So far, this trend has also shown that this softer approach (i.e. coaching) is less about creating a system of cascading, reviewing and aligning targets and measures, and more (if done right) about developing leadership, inspiring and having conversations that engage people on an emotional level. Leadership, in this sense, creates a vision—it inspires and motivates, but also creates a sense of commitment and accountability. The management role needs to be filled with rigor, alignment and discipline as much as with empathy and the desire to help and support.
However, many organisations committing to this approach very soon reach one remaining limit—time constraints.
Being a leader and performance coach needs extra time, especially in the beginning of such a process. Whilst there are time-saving factors in the long run, the initial time investment can be a deterrent to many.
There is still, of course, one more option for managers, or one more opportunity for them to try and influence key performance – not while it happens, but before.
It is not necessary to sit next to your salespeople to ensure that they are making enough prospecting calls.If planned and prepared properly, there should be time allocated for such activities in the same way that there is time for client meetings. A quick, daily look into the calendars of the sales team helps identify the upcoming activities (or lack thereof). A quick morning huddle or an individual chat (Management by Walking Around) helps ensure all potential hurdles are out of the way, support is given where needed and the direction of activities is reconfirmed and transparent.
Instead ask HOW
The questions we ask should not be “Why did you only get 10 and not 15 leads?” but “How did we get to those 10 leads? What can we learn from that that will help us move on to the next five leads?” It is about management moving from being the (feared) controller to a supporter empowering their sales teams.
Managers who feel threatened by an empowered sales team and/or are fearful of change are unlikely to take up the challenge of this trend. On the other hand, managers who are following this trend clearly show a closer co-operation with their team that includes involving and aligning the sales team with immediate management and business objectives with the sales strategy.
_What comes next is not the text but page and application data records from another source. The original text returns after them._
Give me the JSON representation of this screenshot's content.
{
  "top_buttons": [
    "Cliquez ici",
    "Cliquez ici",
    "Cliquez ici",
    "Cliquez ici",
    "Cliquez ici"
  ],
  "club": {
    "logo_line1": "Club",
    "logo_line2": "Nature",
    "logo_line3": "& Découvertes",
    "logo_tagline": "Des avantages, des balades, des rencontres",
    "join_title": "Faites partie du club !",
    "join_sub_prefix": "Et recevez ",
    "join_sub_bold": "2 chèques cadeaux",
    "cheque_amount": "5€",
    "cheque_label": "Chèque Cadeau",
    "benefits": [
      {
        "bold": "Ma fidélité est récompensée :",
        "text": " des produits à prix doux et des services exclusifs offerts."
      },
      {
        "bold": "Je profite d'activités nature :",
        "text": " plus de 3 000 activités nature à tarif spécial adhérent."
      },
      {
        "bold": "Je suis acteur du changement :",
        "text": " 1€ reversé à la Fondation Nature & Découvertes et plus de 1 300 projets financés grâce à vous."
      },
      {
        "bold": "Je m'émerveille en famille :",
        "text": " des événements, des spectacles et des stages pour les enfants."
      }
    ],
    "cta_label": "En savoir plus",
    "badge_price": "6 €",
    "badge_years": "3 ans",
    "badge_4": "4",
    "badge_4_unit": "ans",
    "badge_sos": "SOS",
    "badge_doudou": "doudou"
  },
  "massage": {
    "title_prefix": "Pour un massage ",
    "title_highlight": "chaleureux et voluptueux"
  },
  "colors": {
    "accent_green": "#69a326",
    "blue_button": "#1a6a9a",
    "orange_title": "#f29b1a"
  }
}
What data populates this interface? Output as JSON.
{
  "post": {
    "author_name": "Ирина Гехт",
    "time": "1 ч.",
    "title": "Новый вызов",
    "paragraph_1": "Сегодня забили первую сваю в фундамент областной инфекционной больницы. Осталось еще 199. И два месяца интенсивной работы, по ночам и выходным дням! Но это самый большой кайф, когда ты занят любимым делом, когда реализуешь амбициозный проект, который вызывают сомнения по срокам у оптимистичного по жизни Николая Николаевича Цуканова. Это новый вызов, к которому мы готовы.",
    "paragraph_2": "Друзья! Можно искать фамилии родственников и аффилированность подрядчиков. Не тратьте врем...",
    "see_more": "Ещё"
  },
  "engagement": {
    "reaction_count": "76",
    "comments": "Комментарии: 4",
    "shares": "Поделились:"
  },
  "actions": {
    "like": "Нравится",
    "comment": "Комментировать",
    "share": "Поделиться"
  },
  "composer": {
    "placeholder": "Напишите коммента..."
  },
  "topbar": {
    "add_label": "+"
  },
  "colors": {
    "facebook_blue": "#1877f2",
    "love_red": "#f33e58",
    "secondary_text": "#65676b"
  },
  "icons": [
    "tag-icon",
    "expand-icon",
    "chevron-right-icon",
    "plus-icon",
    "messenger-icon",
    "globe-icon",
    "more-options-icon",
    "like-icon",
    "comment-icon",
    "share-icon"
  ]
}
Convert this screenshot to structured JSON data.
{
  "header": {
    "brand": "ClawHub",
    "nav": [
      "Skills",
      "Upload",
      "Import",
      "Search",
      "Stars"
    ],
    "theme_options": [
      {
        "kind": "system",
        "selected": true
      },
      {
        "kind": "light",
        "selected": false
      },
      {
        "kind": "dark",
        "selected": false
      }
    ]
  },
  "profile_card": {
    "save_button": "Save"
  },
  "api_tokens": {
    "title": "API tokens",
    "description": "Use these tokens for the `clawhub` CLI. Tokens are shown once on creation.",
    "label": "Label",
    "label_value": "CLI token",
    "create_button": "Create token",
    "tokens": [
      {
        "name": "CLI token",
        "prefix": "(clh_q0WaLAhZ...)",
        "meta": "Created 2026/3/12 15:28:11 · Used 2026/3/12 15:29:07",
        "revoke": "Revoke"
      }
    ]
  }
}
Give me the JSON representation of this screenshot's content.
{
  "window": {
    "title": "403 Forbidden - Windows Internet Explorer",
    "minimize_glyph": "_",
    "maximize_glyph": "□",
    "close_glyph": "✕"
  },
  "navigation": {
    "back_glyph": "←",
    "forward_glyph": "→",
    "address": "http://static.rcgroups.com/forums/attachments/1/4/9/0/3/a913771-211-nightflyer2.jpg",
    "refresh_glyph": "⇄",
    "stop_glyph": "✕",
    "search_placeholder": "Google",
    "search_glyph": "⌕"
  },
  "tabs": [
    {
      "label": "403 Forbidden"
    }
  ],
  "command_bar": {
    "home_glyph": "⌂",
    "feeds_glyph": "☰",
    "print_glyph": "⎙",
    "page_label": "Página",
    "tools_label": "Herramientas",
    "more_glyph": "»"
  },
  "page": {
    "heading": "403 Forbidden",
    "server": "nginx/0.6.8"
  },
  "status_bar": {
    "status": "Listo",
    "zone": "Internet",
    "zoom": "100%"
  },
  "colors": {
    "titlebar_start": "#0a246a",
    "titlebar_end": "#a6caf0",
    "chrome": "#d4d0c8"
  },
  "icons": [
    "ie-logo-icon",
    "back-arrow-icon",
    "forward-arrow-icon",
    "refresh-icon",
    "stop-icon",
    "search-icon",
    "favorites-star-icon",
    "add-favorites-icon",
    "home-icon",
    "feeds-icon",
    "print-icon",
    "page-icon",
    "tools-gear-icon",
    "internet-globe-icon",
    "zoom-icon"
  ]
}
Remember everybody lives by selling something.
Sue Barrett will be speaking at the SmartCompany ‘Growing Your Business Seminar’ August 12th.